As far as pulling all religion out of schools, I do not necessarily agree. Religion is something that has an extreme influence in all societies around the world, and it is important to acknowledge that. I believe religion can be taught in schools only if it is taught from an unreligious perspective. As long as the material is being taught as "this is when (insert religion) was established; this is what (insert religion) believes in; etc.", I think religion can be taught in schools.

Dylan Smith said...

How many times have we seen the court, more recently, disregard the lemon test when discussing establishment cases? The court instead raises up the test of neutrality and advancement or endorsement of religion. If the course being taught is world cultures, then it must be necessary to actually teach about the different cultures of the world. I think that the Islamic religion constitutes culture. It is a culture, like Tyler mentioned, that is not often understood well. Why should we not teach this culture? Why should a class not do what its very purpose entails? It would be a disgrace to many of the cultures of the world not to teach. In fact, we might as well throw away this entire class were we not to allow religion to be taught about. Culture, I would argue, does not exist without the influence of religion. Its unthinkable that this school would not allow teaching regarding religion.

Terry B said...

I believe that the teaching of these major religion has a more secular component than religious. For most of the cities in the middle east was formed through Islamic ambitions. Without including the religion will not give these students the full description on the history of these people. Matter of fact the majority of history has a religious purpose in the background and by not providing it would leave holes into why are the things the way they are now. I see no issue in having the major religions being taught in school, with a major purpose for secular teaching and religious advancement, because it provides a background of world history.

Cori T said...

I agree with both Tyler and Dylan on several points. First, I do not think that religion should be pulled out of schools. I think religion is integral to culture and that should be covered in schools so that children are exposed to (all) the beliefs that dictate (albeit in different ways) the majority of the world's lives.
Second, as Tyler said, there would be a benefit on devoting more time to Islam because it is less understood in our society. With more knowledge, perhaps discrimination and stereotypes will be reduced/debunked.

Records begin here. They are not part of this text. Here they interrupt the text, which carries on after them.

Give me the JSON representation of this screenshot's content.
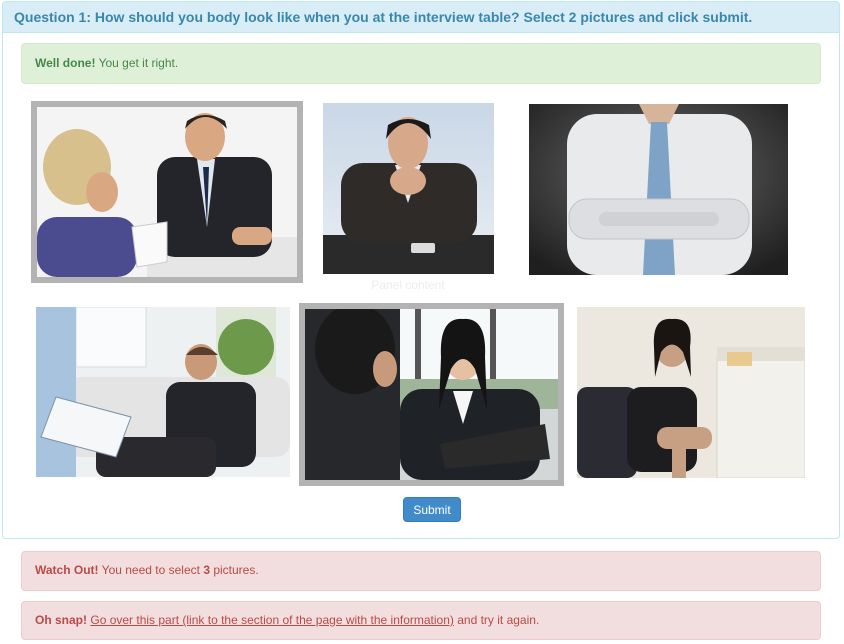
{
  "question": {
    "title": "Question 1: How should you body look like when you at the interview table? Select 2 pictures and click submit."
  },
  "feedback": {
    "success_strong": "Well done!",
    "success_text": " You get it right.",
    "watch_strong": "Watch Out!",
    "watch_pre": " You need to select ",
    "watch_count": "3",
    "watch_post": " pictures.",
    "snap_strong": "Oh snap!",
    "snap_link": "Go over this part (link to the section of the page with the information)",
    "snap_post": " and try it again."
  },
  "images": [
    {
      "id": "image-1",
      "selected": true
    },
    {
      "id": "image-2",
      "selected": false
    },
    {
      "id": "image-3",
      "selected": false
    },
    {
      "id": "image-4",
      "selected": false
    },
    {
      "id": "image-5",
      "selected": true
    },
    {
      "id": "image-6",
      "selected": false
    }
  ],
  "caption": "Panel content",
  "submit_label": "Submit",
  "colors": {
    "heading_bg": "#d9edf7",
    "heading_text": "#3a87ad",
    "success_bg": "#dff0d8",
    "success_text": "#468847",
    "danger_bg": "#f2dede",
    "danger_text": "#b94a48",
    "button_bg": "#428bca",
    "selected_border": "#b3b3b3"
  }
}
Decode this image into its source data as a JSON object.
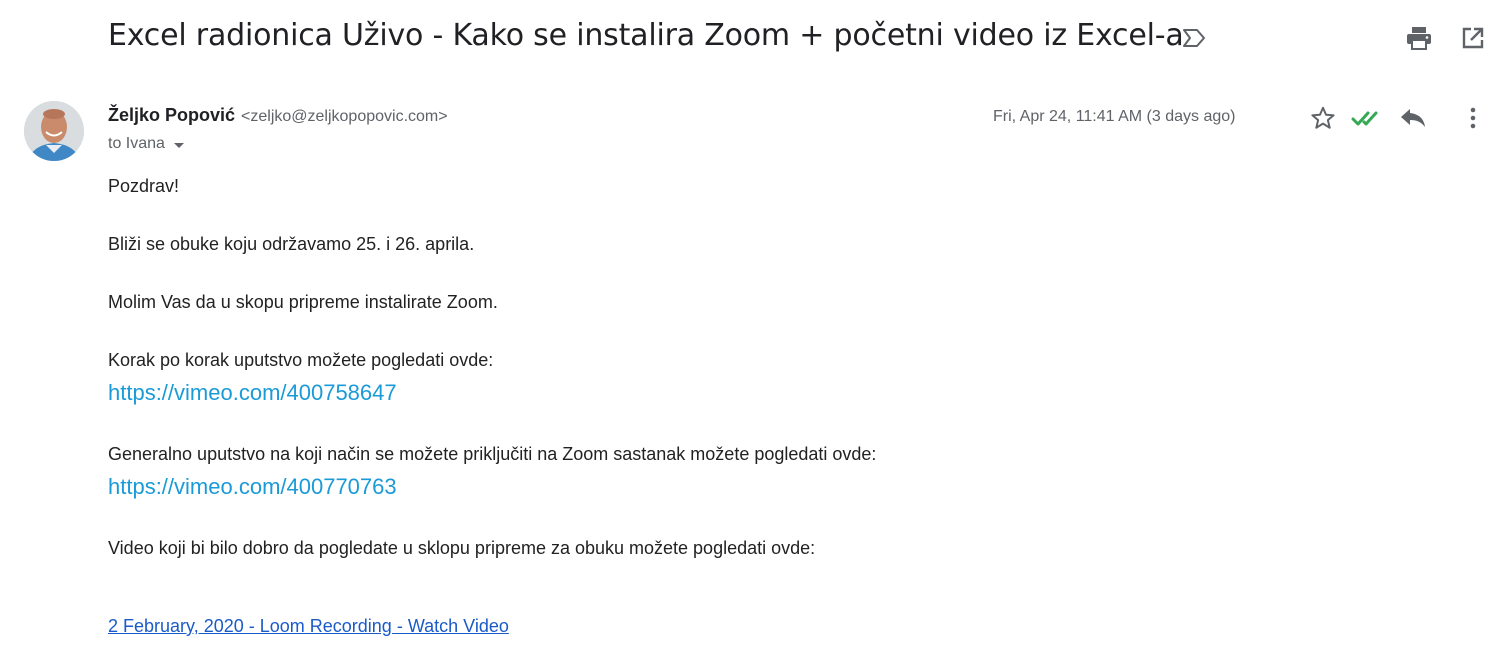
{
  "email": {
    "subject": "Excel radionica Uživo - Kako se instalira Zoom + početni video iz Excel-a",
    "sender_name": "Željko Popović",
    "sender_email": "<zeljko@zeljkopopovic.com>",
    "recipient": "to Ivana",
    "date": "Fri, Apr 24, 11:41 AM (3 days ago)",
    "body": {
      "greeting": "Pozdrav!",
      "p1": "Bliži se obuke koju održavamo 25. i 26. aprila.",
      "p2": "Molim Vas da u skopu pripreme instalirate Zoom.",
      "p3": "Korak po korak uputstvo možete pogledati ovde:",
      "link1": "https://vimeo.com/400758647",
      "p4": "Generalno uputstvo na koji način se možete priključiti na Zoom sastanak možete pogledati ovde:",
      "link2": "https://vimeo.com/400770763",
      "p5": "Video koji bi bilo dobro da pogledate u sklopu pripreme za obuku možete pogledati ovde:",
      "loom_link": "2 February, 2020 - Loom Recording - Watch Video"
    }
  },
  "icons": {
    "important": "label-important-outline-icon",
    "print": "print-icon",
    "new_window": "open-in-new-icon",
    "star": "star-outline-icon",
    "read_receipt": "double-check-icon",
    "reply": "reply-icon",
    "more": "more-vertical-icon"
  },
  "colors": {
    "link": "#1a9bd7",
    "loom_link": "#1a5bc9",
    "check": "#34a853",
    "icon_gray": "#5f6368"
  }
}
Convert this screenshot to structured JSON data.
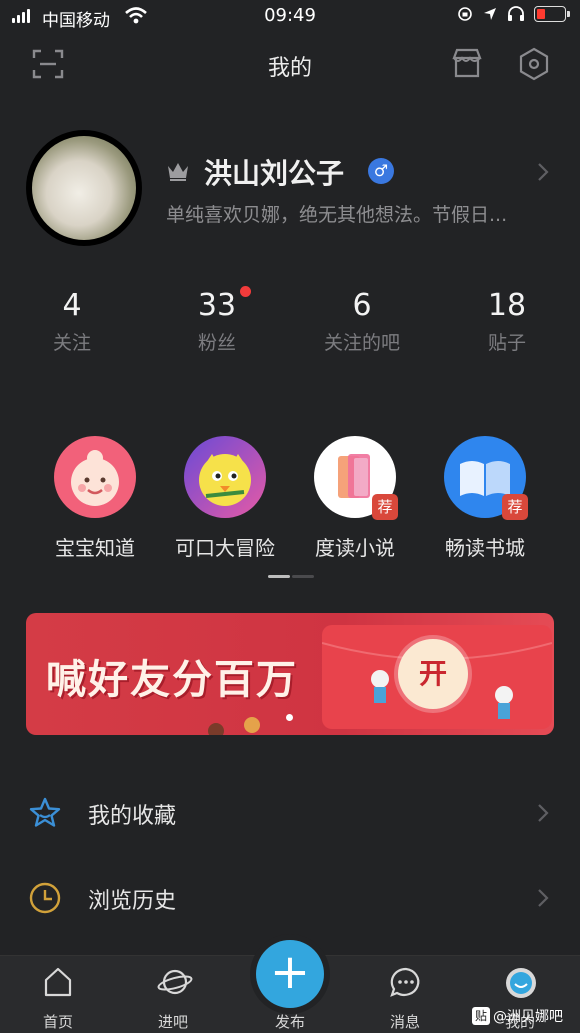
{
  "status_bar": {
    "carrier": "中国移动",
    "time": "09:49"
  },
  "header": {
    "title": "我的"
  },
  "profile": {
    "username": "洪山刘公子",
    "gender_symbol": "♂",
    "bio": "单纯喜欢贝娜，绝无其他想法。节假日..."
  },
  "stats": [
    {
      "value": "4",
      "label": "关注"
    },
    {
      "value": "33",
      "label": "粉丝"
    },
    {
      "value": "6",
      "label": "关注的吧"
    },
    {
      "value": "18",
      "label": "贴子"
    }
  ],
  "apps": [
    {
      "label": "宝宝知道",
      "icon": "baby-icon"
    },
    {
      "label": "可口大冒险",
      "icon": "game-icon"
    },
    {
      "label": "度读小说",
      "icon": "book-icon",
      "badge": "荐"
    },
    {
      "label": "畅读书城",
      "icon": "open-book-icon",
      "badge": "荐"
    }
  ],
  "banner": {
    "text": "喊好友分百万",
    "button": "开"
  },
  "menu": [
    {
      "label": "我的收藏",
      "icon": "star-icon"
    },
    {
      "label": "浏览历史",
      "icon": "clock-icon"
    }
  ],
  "tabs": [
    {
      "label": "首页",
      "icon": "home-icon"
    },
    {
      "label": "进吧",
      "icon": "planet-icon"
    },
    {
      "label": "发布",
      "icon": "plus-icon"
    },
    {
      "label": "消息",
      "icon": "message-icon"
    },
    {
      "label": "我的",
      "icon": "profile-icon"
    }
  ],
  "watermark": {
    "badge": "贴",
    "text": "@洲贝娜吧"
  },
  "colors": {
    "background": "#222325",
    "accent_blue": "#33a6de",
    "banner_red": "#d43c46",
    "notification_red": "#f23b3b"
  }
}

SC said...

I am slightly more sympathetic to the complaints that there is too much religious coverage altogether. However, I found the people that are complaining because they want Christianity covered more to be humorously hypocritical. They are essentially accusing the school of favoring a religion, while asking to be favored at the same time. Also, I fail to understand how 32 pages out of 1,000 can be considered too much. In addition, the school did not write the textbook, and the school was surely limited by the fact that there are a finite number of textbooks on the subject of world history. Therefore, even if the rise of Islam was overrepresented, the fact that it is could be largely incidental.